Navigating Parent PLUS Loans: Strategies for Repayment and Retirement Planning
Tips to Balance Multiple Priorities and Help Maintain Your Future Financial Security
As college students head back to campus, college financing options are an important topic of conversation for many families, and that includes Parent PLUS loans. These loans are designed to allow parents to support their children in their pursuit of higher education, and they have become a significant financial consideration for many families. As the cost of education continues to rise, parents often shoulder a substantial portion of the financial burden. In this article, we’ll explore the intricacies of Parent PLUS loans, discuss the challenges they pose, and share strategies for repayment and long-term financial planning, including retirement considerations.
Understanding the Landscape
We mentioned above that college is not getting any more affordable. In fact, costs are continuing to rise at an alarming rate. That’s one reason why Parent PLUS loans have become a common source of funding for families investing in their children’s education. Here are a few key statistics:
- The average outstanding parent PLUS loan debt is approximately $29,324.
- Collectively, parent PLUS debt amounts to a staggering $108.5 billion, shared among 3.7 million borrowers.
- A significant portion of the undergraduate bill, approximately 43%, is paid by parents, with 8% of the costs funded through borrowed money.
When parents are taking on such a significant portion of college expenses – and taking on loans to do so – it’s important to consider what this means for other pressing financial priorities, namely saving for retirement. (We’ll dig further into that below.)
Parent PLUS Loan Dynamics and Interest Rates
As you consider your college funding options, it’s important to know that Parent PLUS loans come with higher interest rates compared to standard fixed undergraduate student loans. While the latter boasts a 4.99% interest rate, parent PLUS loans carry a rate of 7.54% as of this writing. That’s why it’s critical to have a repayment strategy in place if you’re relying on Parent PLUS loans to put your children through college.
Facing the Return of Payments
The U.S. Department of Education has said that the three-year student loan deferral period will end as of October 2023. This means they have mandated the resumption of payments, and this change impacts borrowers’ monthly expenses, particularly those planning for retirement.Strategies for Effective Parent PLUS Loan Repayment
If you’re facing the payments again in October, or you’ve recently taken out a new Parent PLUS loan you’ve just begun repaying, there are a few key strategies to keep in mind:
Awareness of Repayment Options: Many parent PLUS borrowers are unaware of the various repayment options available to them. One option you might consider is direct consolidation into federal direct loans, and you may also benefit from exploring the income-contingent repayment plan, which may alleviate your monthly burdens and enhance your ability to continue saving for retirement.
Income-Contingent Repayment: Enrolling in the income-contingent repayment plan may lead to debt forgiveness after 25 years of consistent payments – absolutely worth looking into if you don’t feel you’ll be able to pay off your Parent PLUS loans sooner than that.
Double Consolidation: For unique situations, investigating a double consolidation—exploiting a federal student loan system loophole—may provide access to additional income-based repayment plans.
Balancing Retirement Planning and Loan Repayment
It’s easy to see that taking on the debt and repayments of Parent PLUS loans may mean redirecting dollars you would typically save for retirement.
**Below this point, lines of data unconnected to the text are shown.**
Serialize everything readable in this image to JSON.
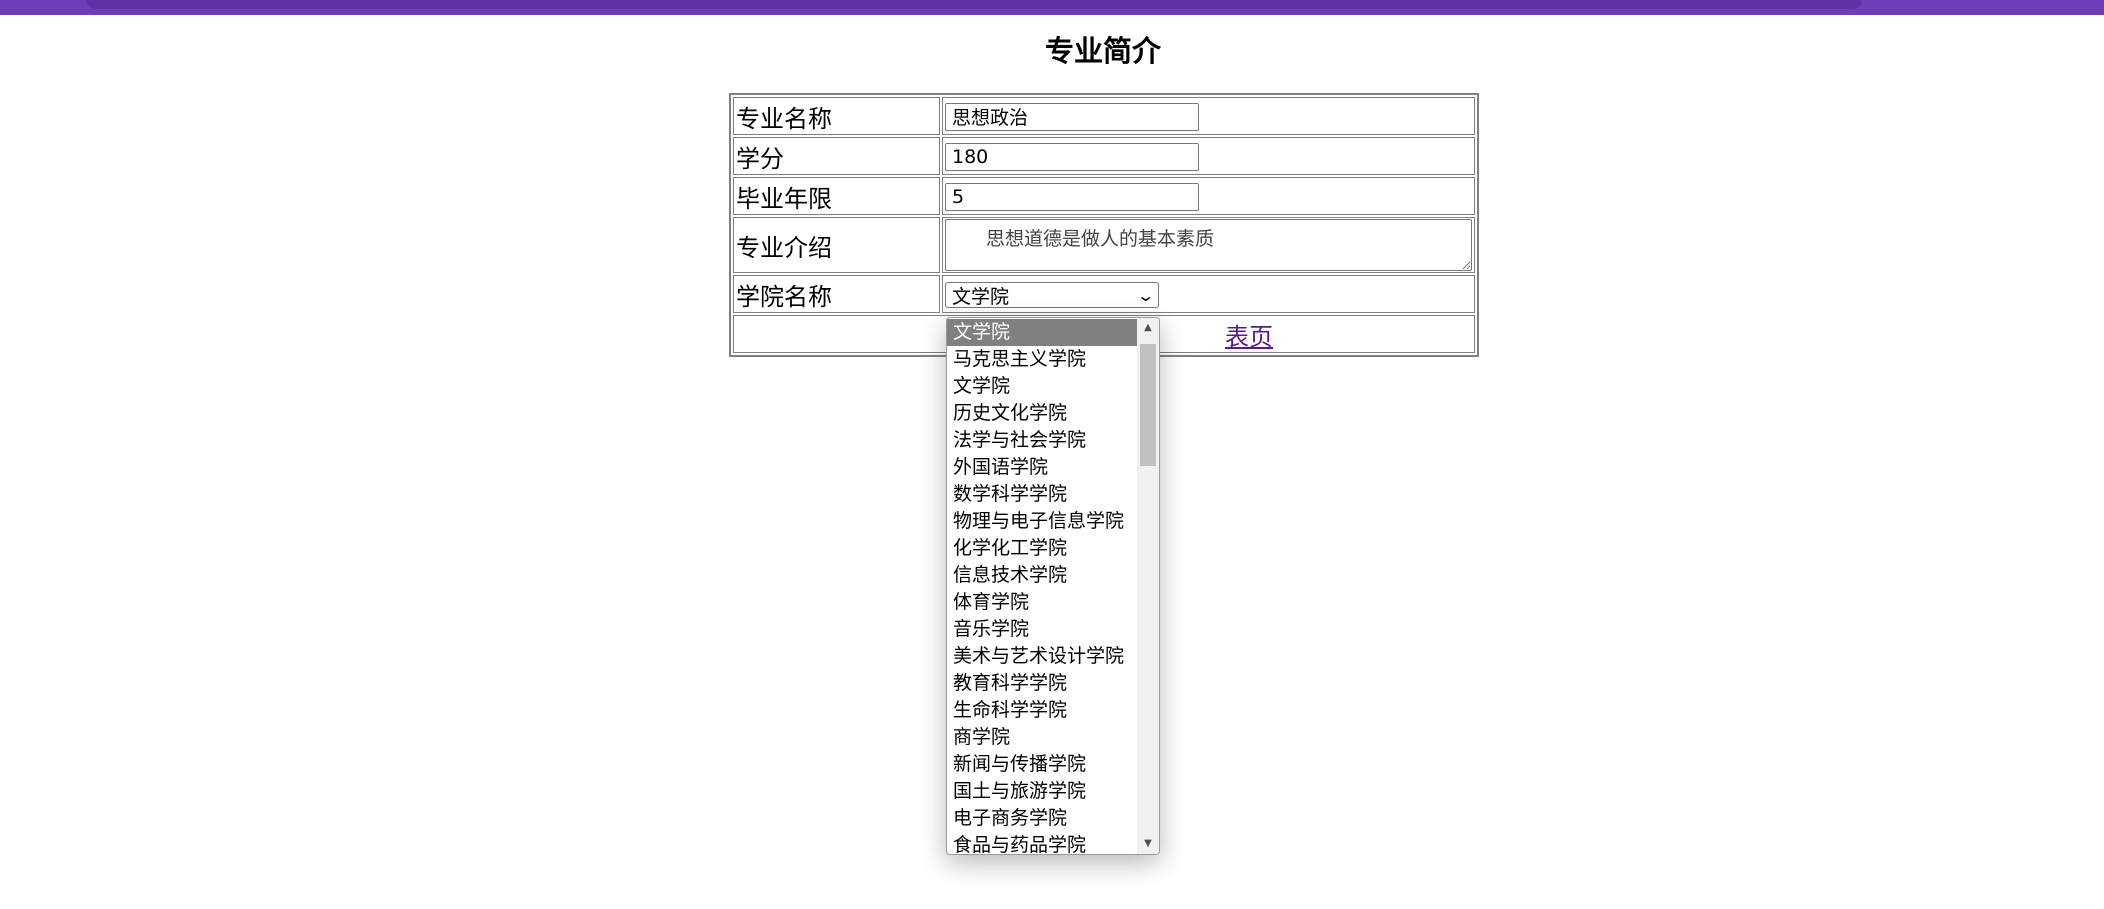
{
  "page": {
    "title": "专业简介"
  },
  "form": {
    "rows": [
      {
        "label": "专业名称",
        "value": "思想政治"
      },
      {
        "label": "学分",
        "value": "180"
      },
      {
        "label": "毕业年限",
        "value": "5"
      },
      {
        "label": "专业介绍",
        "value": "思想道德是做人的基本素质"
      },
      {
        "label": "学院名称",
        "value": "文学院"
      }
    ],
    "link_text": "表页"
  },
  "dropdown": {
    "selected_index": 0,
    "options": [
      "文学院",
      "马克思主义学院",
      "文学院",
      "历史文化学院",
      "法学与社会学院",
      "外国语学院",
      "数学科学学院",
      "物理与电子信息学院",
      "化学化工学院",
      "信息技术学院",
      "体育学院",
      "音乐学院",
      "美术与艺术设计学院",
      "教育科学学院",
      "生命科学学院",
      "商学院",
      "新闻与传播学院",
      "国土与旅游学院",
      "电子商务学院",
      "食品与药品学院"
    ]
  },
  "icons": {
    "select_arrow": "chevron-down-icon",
    "scroll_up": "scroll-up-arrow-icon",
    "scroll_down": "scroll-down-arrow-icon"
  },
  "colors": {
    "header_bar": "#6d3fb6",
    "link": "#551a8b",
    "selected_option": "#808080"
  }
}
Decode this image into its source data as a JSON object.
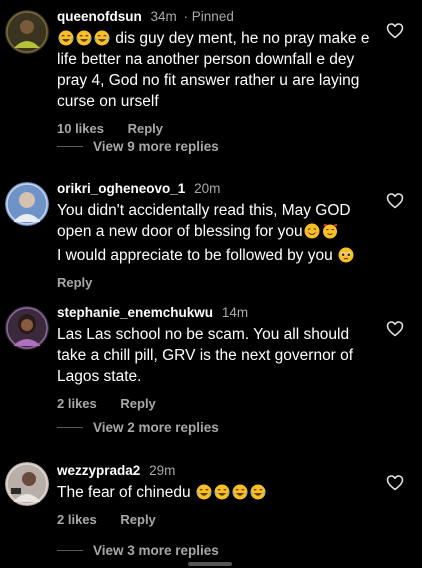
{
  "comments": [
    {
      "username": "queenofdsun",
      "time": "34m",
      "pinned": "· Pinned",
      "text_after_emoji": " dis guy dey ment, he no pray make e life better na another person downfall e dey pray 4, God no fit answer rather u are laying curse on urself",
      "likes": "10 likes",
      "reply": "Reply",
      "view_replies": "View 9 more replies",
      "leading_emojis": [
        "joy-emoji",
        "joy-emoji",
        "joy-emoji"
      ],
      "avatar_color": "#3a3a2a"
    },
    {
      "username": "orikri_ogheneovo_1",
      "time": "20m",
      "line1": "You didn't accidentally read this, May GOD open a new door of blessing for you",
      "line2": "I would appreciate to be followed by you",
      "reply": "Reply",
      "line1_emojis": [
        "smiling-blush-emoji",
        "hearts-face-emoji"
      ],
      "line2_emojis": [
        "pleading-emoji"
      ],
      "avatar_color": "#4a6fa5"
    },
    {
      "username": "stephanie_enemchukwu",
      "time": "14m",
      "text": "Las Las school no be scam. You all should take a chill pill, GRV is the next governor of Lagos state.",
      "likes": "2 likes",
      "reply": "Reply",
      "view_replies": "View 2 more replies",
      "avatar_color": "#6a4a6a"
    },
    {
      "username": "wezzyprada2",
      "time": "29m",
      "text_before_emoji": "The fear of chinedu ",
      "trailing_emojis": [
        "joy-emoji",
        "joy-emoji",
        "joy-emoji",
        "joy-emoji"
      ],
      "likes": "2 likes",
      "reply": "Reply",
      "view_replies": "View 3 more replies",
      "avatar_color": "#c8c0b8"
    }
  ],
  "colors": {
    "background": "#000000",
    "text": "#ffffff",
    "secondary": "#a8a8a8"
  }
}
Here’s a scenario that highlights the intricacies of balancing parent PLUS loan repayment with retirement planning:
Diane and Jack
Diane is a hypothetical 60-year-old secretary earning $60,000 annually, while her husband Jack is a successful paper salesman making $120,000 per year. Their three children have graduated, leaving them with a Parent PLUS debt of $150,000. With a monthly payment of $1,819.91, they find it challenging to prepare for retirement while managing loan repayments.
Strategies for Relief
By consolidating loans and entering an income-contingent repayment plan, Diane and Jack’s payments could be recalculated based on their discretionary income.
By filing taxes separately, Diane’s income alone could determine the payments, leading to substantial monthly savings.
These simple strategies may create significant cost savings for Diane and Jack. However, since every family’s scenario is different, it’s important to work with financial professionals, such as a financial advisor or tax advisor, to determine the best strategy for your unique needs.
Do You Need Assistance Strategizing for Your Paren PLUS Loans?
As a parent, it’s natural to want to support your children and help alleviate the financial burdens they may leave college with. However, it’s critical to remember to protect your retirement security, too. Parent PLUS loans represent a significant financial commitment for families striving to support their children’s education. As repayment strategies and retirement planning intersect, careful consideration and informed decisions are crucial. Understanding the options available and crafting a tailored approach to repayment may pave the way for a more stable financial future, allowing families to navigate the dual priorities of education and retirement with confidence.
If you’d like to discuss your personal Parent PLUS loan repayment and retirement planning strategy, we can help. At Paces Ferry, our team of experienced advisors can help you create a plan for a secure future that allows you to balance multiple priorities. Contact us today to schedule an initial conversation!